The new law, which had been stalling between Knesset readings for 10 years before it was passed, enables women up to age 54 to receive egg donations, and thus offers tremendous assistance to women who have trouble conceiving. Until now, women seeking egg donors, for the most part, have had to go outside of Israel, at tremendous expense and hassle. The law, which goes into effect in six months, allows Israeli women ages 21-34 to become donors, allows women to begin the process even if they have not been undergoing fertility treatments, and enables the donor to receive several thousand dollars in payment in order to cover missed work days, the same way sperm donors receive compensation. Women can donate eggs up to three times during their lifetime, with a mandated six months’ gap in between donations. They can donate their to no more than three women.

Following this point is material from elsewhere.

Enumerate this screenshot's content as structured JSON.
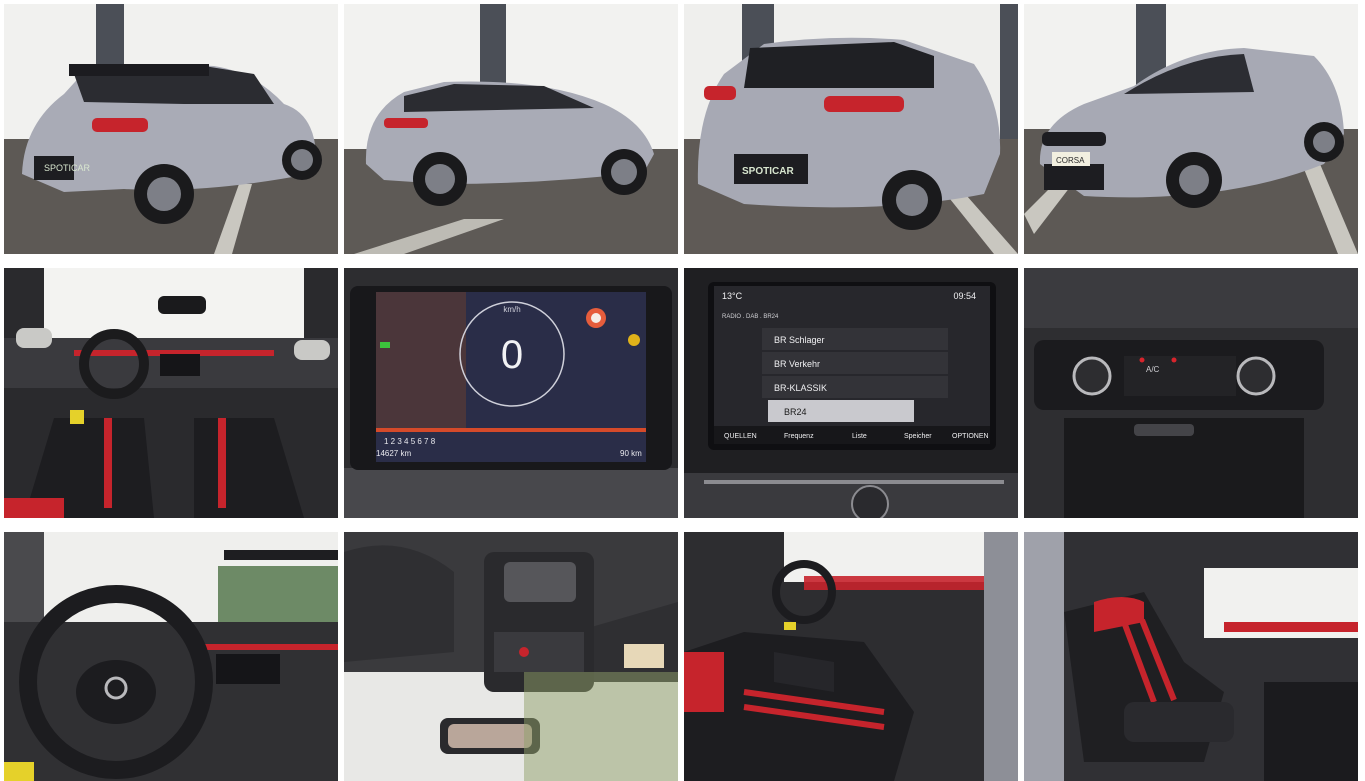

The law also establishes a committee to examine “exceptional” cases, such as a case in which a woman wants to donate eggs to her sister. The committee will also be charged with preventing “egg trafficking”. In addition, a confidential database will be established to keep private, closed records of donor and recipient identities. The purpose of the database is to prevent marriage between close relatives.
The law was greeted with praise — and relief — by women’s groups and health advocates alike. MK Haim Katz, Chair of the Labor, Welfare and Health Committee, who had brought the law to the Knesset following extensive discussions with the Ministry of Health, said, “This is undoubtedly one of the most important pieces of legislation in the area of health that our committee has dealt with.”
Attorney Mira Hibner-Harel, the Legal Adviser in the Ministry of Health, concurred. “A 10-year effort finally paid off.”